Each line of the data holding "main" should be found and copied.

Dataset rows for apps and sites
============

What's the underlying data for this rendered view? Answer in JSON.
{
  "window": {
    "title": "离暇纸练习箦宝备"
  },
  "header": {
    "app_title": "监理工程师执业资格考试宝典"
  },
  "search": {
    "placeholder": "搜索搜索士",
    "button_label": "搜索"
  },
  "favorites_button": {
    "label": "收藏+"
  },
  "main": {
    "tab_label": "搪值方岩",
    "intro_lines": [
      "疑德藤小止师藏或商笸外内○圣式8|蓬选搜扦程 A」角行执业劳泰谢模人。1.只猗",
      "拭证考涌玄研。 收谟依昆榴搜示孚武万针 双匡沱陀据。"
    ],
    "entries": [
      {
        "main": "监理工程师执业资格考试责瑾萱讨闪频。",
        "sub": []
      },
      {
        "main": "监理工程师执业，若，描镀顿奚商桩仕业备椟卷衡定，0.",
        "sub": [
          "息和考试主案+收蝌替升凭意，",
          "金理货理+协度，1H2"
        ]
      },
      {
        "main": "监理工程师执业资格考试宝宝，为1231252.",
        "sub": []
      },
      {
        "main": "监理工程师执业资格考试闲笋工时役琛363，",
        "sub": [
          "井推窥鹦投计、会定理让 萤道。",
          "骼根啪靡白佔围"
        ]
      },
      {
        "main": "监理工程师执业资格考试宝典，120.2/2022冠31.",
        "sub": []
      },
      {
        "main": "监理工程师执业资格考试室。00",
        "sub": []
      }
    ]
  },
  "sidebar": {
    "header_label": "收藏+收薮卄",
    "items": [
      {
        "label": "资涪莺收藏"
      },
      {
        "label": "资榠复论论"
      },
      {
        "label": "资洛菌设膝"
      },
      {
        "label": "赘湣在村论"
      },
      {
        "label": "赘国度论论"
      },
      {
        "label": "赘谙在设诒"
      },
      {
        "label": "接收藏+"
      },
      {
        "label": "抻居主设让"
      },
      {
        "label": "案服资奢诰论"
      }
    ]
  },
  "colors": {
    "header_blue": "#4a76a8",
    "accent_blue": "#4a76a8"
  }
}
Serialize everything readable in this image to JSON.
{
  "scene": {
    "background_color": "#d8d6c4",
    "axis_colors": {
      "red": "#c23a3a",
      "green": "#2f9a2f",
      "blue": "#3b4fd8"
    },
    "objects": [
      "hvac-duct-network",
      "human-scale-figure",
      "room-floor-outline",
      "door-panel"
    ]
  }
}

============

## Exercise answer
  "main": {
        "main": "监理工程师执业资格考试责瑾萱讨闪频。",
        "main": "监理工程师执业，若，描镀顿奚商桩仕业备椟卷衡定，0.",
        "main": "监理工程师执业资格考试宝宝，为1231252.",
        "main": "监理工程师执业资格考试闲笋工时役琛363，",
        "main": "监理工程师执业资格考试宝典，120.2/2022冠31.",
        "main": "监理工程师执业资格考试室。00",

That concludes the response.